This article is titled, "Neurological sequelae of minor head and neck injuries," which sounds as if it might have some value. Unfortunately, the author is simply attempting to discredit anyone who claims to have a whiplash injury.
First of all, the study subjects were all referred to the author for "medico-legal reports." Although the exact meaning of this is not explained, it is clear from the author's tone that he performs "independent" medical exams. And it seems he has been performing this service for some time now; the first cases he refers to are from 1954.
In this "study," the author compared "112 cases referred for neck pain and headaches, usually following a rear end motor vehicle accident" and 50 patients with severe head and neck injuries and who had suffered amnesia for over 2 hours.

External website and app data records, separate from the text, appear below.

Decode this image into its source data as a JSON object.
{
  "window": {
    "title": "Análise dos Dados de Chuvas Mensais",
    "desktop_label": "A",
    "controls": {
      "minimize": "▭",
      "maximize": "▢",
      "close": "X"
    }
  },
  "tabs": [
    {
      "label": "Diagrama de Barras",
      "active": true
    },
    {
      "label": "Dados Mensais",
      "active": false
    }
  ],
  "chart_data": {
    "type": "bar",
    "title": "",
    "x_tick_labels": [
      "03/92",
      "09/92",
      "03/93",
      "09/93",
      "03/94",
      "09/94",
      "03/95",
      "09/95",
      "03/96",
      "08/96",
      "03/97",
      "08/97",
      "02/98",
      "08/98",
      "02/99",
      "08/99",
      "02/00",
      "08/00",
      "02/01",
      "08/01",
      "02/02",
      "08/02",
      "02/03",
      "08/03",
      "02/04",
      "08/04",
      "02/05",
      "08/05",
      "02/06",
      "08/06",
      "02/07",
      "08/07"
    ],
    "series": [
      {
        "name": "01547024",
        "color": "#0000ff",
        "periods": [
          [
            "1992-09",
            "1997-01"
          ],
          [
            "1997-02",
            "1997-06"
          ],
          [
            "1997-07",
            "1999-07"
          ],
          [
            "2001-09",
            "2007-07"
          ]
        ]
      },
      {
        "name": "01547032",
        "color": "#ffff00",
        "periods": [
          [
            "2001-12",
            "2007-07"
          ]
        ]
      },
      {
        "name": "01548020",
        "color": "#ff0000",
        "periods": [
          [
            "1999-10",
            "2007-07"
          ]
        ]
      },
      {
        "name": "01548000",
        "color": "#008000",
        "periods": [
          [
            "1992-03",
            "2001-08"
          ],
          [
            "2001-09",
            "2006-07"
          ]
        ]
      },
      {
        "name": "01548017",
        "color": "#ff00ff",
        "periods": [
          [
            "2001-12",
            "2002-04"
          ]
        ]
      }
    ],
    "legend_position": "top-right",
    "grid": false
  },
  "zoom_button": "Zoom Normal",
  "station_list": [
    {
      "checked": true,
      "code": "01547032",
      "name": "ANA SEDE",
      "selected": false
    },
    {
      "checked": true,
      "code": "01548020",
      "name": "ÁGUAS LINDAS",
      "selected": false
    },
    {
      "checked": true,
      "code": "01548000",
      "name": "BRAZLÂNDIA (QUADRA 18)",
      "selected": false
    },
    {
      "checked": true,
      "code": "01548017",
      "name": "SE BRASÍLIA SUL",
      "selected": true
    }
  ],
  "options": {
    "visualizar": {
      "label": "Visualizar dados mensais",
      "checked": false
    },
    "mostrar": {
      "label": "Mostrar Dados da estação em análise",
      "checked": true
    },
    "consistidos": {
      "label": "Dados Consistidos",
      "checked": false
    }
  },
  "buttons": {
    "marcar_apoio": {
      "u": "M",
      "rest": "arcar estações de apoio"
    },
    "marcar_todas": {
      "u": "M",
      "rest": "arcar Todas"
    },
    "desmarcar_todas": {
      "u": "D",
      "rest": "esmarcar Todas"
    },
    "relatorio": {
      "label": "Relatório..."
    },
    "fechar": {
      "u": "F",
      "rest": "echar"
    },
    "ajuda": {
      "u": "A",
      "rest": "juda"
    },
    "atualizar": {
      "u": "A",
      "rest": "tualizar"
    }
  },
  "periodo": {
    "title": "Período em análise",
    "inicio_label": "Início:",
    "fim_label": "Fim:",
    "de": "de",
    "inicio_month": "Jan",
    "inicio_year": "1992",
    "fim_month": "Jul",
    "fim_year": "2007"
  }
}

The author states that none of the severe head injury patients complained of neck pain, and concludes that the whiplash patients' symptoms are "better explained on the behavioural concept of chronic pain, learned pain behaviour and secondary gain."
The errors in this study are too numerous to mention, but here is a brief summary of the most egregious:
Ironically, in spite of such obvious bias, the statistical conclusion the author reaches confirms what many other studies have found:
"In conclusion, while 70% of minor head and neck injuries settle within a few weeks of a motor vehicle accident, about 30% continue to complain of headaches and/or neck pain."
As you can see, those who are opposed to the very idea of whiplash being a real condition will go to great lengths to prop up their viewpoint—in spite of the latest literature. Keep the above points in mind when you see this article referred to in the future.Landy PJB. Neurological sequelae of minor head and neck injuries. Injury 1998;29(3):199-206.